Material for this exercise.
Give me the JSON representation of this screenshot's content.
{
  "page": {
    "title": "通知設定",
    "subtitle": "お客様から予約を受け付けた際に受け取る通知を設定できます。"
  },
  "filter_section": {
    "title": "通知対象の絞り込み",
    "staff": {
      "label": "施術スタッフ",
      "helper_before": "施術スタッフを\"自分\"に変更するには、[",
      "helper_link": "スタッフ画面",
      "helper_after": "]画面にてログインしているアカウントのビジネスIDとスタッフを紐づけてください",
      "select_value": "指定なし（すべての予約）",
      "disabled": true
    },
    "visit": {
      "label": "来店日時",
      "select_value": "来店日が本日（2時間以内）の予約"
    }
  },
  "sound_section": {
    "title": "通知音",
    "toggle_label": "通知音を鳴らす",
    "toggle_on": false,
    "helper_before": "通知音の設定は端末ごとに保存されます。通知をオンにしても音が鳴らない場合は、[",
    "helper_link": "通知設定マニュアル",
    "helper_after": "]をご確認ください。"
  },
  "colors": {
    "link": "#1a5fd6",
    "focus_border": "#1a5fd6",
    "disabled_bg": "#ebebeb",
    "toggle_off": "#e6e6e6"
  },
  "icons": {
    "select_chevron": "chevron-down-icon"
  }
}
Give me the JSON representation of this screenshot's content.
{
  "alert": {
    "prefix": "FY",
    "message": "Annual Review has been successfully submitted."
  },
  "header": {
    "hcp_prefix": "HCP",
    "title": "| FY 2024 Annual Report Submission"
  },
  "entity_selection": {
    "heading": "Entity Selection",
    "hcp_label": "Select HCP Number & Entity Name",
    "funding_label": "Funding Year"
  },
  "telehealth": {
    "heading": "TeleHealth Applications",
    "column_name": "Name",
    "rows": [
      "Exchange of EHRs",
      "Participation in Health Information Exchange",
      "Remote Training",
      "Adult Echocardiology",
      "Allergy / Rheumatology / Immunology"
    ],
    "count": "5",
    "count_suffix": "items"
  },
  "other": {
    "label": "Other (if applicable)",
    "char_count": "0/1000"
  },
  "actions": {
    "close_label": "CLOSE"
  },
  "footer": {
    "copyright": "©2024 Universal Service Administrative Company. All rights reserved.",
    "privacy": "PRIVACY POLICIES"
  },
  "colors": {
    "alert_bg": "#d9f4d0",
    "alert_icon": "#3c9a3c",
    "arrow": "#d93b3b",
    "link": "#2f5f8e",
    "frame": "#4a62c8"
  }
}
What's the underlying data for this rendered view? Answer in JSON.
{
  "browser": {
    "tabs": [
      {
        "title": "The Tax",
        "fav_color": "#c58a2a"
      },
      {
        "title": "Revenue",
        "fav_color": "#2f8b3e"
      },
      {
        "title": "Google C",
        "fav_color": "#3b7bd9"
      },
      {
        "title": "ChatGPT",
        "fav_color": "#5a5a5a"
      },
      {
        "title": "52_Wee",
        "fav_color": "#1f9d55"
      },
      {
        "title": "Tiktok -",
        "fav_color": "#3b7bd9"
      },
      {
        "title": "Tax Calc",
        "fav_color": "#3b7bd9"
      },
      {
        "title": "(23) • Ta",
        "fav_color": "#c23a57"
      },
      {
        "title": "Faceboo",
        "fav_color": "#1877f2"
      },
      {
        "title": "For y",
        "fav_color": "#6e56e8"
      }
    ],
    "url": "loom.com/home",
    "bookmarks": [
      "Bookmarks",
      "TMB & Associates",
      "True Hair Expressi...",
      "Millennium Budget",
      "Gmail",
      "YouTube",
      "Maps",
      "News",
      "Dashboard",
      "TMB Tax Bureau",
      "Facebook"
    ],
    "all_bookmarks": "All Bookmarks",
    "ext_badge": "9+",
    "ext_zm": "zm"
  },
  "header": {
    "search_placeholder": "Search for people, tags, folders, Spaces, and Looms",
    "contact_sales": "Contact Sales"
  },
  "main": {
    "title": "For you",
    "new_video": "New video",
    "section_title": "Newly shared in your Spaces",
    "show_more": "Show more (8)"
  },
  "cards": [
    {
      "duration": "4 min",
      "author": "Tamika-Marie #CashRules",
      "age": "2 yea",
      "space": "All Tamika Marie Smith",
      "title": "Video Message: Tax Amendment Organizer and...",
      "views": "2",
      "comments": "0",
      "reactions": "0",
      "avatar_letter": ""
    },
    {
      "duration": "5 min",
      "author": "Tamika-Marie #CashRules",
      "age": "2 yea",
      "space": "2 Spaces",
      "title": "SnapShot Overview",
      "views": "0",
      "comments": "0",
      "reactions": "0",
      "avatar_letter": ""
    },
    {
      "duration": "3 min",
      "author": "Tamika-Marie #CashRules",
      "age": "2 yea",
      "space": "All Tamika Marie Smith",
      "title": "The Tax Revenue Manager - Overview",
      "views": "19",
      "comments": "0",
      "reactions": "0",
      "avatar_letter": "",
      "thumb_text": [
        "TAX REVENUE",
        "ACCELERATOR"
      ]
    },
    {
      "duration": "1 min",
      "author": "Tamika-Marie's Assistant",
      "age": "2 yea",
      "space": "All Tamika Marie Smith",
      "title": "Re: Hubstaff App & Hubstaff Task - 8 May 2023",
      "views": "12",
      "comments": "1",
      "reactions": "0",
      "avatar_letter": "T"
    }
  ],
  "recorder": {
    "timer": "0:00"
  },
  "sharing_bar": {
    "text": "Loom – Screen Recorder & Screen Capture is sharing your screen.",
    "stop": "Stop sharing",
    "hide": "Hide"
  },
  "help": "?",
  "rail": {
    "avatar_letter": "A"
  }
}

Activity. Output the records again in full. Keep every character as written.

Response for this exercise.
Give me the JSON representation of this screenshot's content.
{
  "page": {
    "title": "通知設定",
    "subtitle": "お客様から予約を受け付けた際に受け取る通知を設定できます。"
  },
  "filter_section": {
    "title": "通知対象の絞り込み",
    "staff": {
      "label": "施術スタッフ",
      "helper_before": "施術スタッフを\"自分\"に変更するには、[",
      "helper_link": "スタッフ画面",
      "helper_after": "]画面にてログインしているアカウントのビジネスIDとスタッフを紐づけてください",
      "select_value": "指定なし（すべての予約）",
      "disabled": true
    },
    "visit": {
      "label": "来店日時",
      "select_value": "来店日が本日（2時間以内）の予約"
    }
  },
  "sound_section": {
    "title": "通知音",
    "toggle_label": "通知音を鳴らす",
    "toggle_on": false,
    "helper_before": "通知音の設定は端末ごとに保存されます。通知をオンにしても音が鳴らない場合は、[",
    "helper_link": "通知設定マニュアル",
    "helper_after": "]をご確認ください。"
  },
  "colors": {
    "link": "#1a5fd6",
    "focus_border": "#1a5fd6",
    "disabled_bg": "#ebebeb",
    "toggle_off": "#e6e6e6"
  },
  "icons": {
    "select_chevron": "chevron-down-icon"
  }
}
Give me the JSON representation of this screenshot's content.
{
  "alert": {
    "prefix": "FY",
    "message": "Annual Review has been successfully submitted."
  },
  "header": {
    "hcp_prefix": "HCP",
    "title": "| FY 2024 Annual Report Submission"
  },
  "entity_selection": {
    "heading": "Entity Selection",
    "hcp_label": "Select HCP Number & Entity Name",
    "funding_label": "Funding Year"
  },
  "telehealth": {
    "heading": "TeleHealth Applications",
    "column_name": "Name",
    "rows": [
      "Exchange of EHRs",
      "Participation in Health Information Exchange",
      "Remote Training",
      "Adult Echocardiology",
      "Allergy / Rheumatology / Immunology"
    ],
    "count": "5",
    "count_suffix": "items"
  },
  "other": {
    "label": "Other (if applicable)",
    "char_count": "0/1000"
  },
  "actions": {
    "close_label": "CLOSE"
  },
  "footer": {
    "copyright": "©2024 Universal Service Administrative Company. All rights reserved.",
    "privacy": "PRIVACY POLICIES"
  },
  "colors": {
    "alert_bg": "#d9f4d0",
    "alert_icon": "#3c9a3c",
    "arrow": "#d93b3b",
    "link": "#2f5f8e",
    "frame": "#4a62c8"
  }
}
What's the underlying data for this rendered view? Answer in JSON.
{
  "browser": {
    "tabs": [
      {
        "title": "The Tax",
        "fav_color": "#c58a2a"
      },
      {
        "title": "Revenue",
        "fav_color": "#2f8b3e"
      },
      {
        "title": "Google C",
        "fav_color": "#3b7bd9"
      },
      {
        "title": "ChatGPT",
        "fav_color": "#5a5a5a"
      },
      {
        "title": "52_Wee",
        "fav_color": "#1f9d55"
      },
      {
        "title": "Tiktok -",
        "fav_color": "#3b7bd9"
      },
      {
        "title": "Tax Calc",
        "fav_color": "#3b7bd9"
      },
      {
        "title": "(23) • Ta",
        "fav_color": "#c23a57"
      },
      {
        "title": "Faceboo",
        "fav_color": "#1877f2"
      },
      {
        "title": "For y",
        "fav_color": "#6e56e8"
      }
    ],
    "url": "loom.com/home",
    "bookmarks": [
      "Bookmarks",
      "TMB & Associates",
      "True Hair Expressi...",
      "Millennium Budget",
      "Gmail",
      "YouTube",
      "Maps",
      "News",
      "Dashboard",
      "TMB Tax Bureau",
      "Facebook"
    ],
    "all_bookmarks": "All Bookmarks",
    "ext_badge": "9+",
    "ext_zm": "zm"
  },
  "header": {
    "search_placeholder": "Search for people, tags, folders, Spaces, and Looms",
    "contact_sales": "Contact Sales"
  },
  "main": {
    "title": "For you",
    "new_video": "New video",
    "section_title": "Newly shared in your Spaces",
    "show_more": "Show more (8)"
  },
  "cards": [
    {
      "duration": "4 min",
      "author": "Tamika-Marie #CashRules",
      "age": "2 yea",
      "space": "All Tamika Marie Smith",
      "title": "Video Message: Tax Amendment Organizer and...",
      "views": "2",
      "comments": "0",
      "reactions": "0",
      "avatar_letter": ""
    },
    {
      "duration": "5 min",
      "author": "Tamika-Marie #CashRules",
      "age": "2 yea",
      "space": "2 Spaces",
      "title": "SnapShot Overview",
      "views": "0",
      "comments": "0",
      "reactions": "0",
      "avatar_letter": ""
    },
    {
      "duration": "3 min",
      "author": "Tamika-Marie #CashRules",
      "age": "2 yea",
      "space": "All Tamika Marie Smith",
      "title": "The Tax Revenue Manager - Overview",
      "views": "19",
      "comments": "0",
      "reactions": "0",
      "avatar_letter": "",
      "thumb_text": [
        "TAX REVENUE",
        "ACCELERATOR"
      ]
    },
    {
      "duration": "1 min",
      "author": "Tamika-Marie's Assistant",
      "age": "2 yea",
      "space": "All Tamika Marie Smith",
      "title": "Re: Hubstaff App & Hubstaff Task - 8 May 2023",
      "views": "12",
      "comments": "1",
      "reactions": "0",
      "avatar_letter": "T"
    }
  ],
  "recorder": {
    "timer": "0:00"
  },
  "sharing_bar": {
    "text": "Loom – Screen Recorder & Screen Capture is sharing your screen.",
    "stop": "Stop sharing",
    "hide": "Hide"
  },
  "help": "?",
  "rail": {
    "avatar_letter": "A"
  }
}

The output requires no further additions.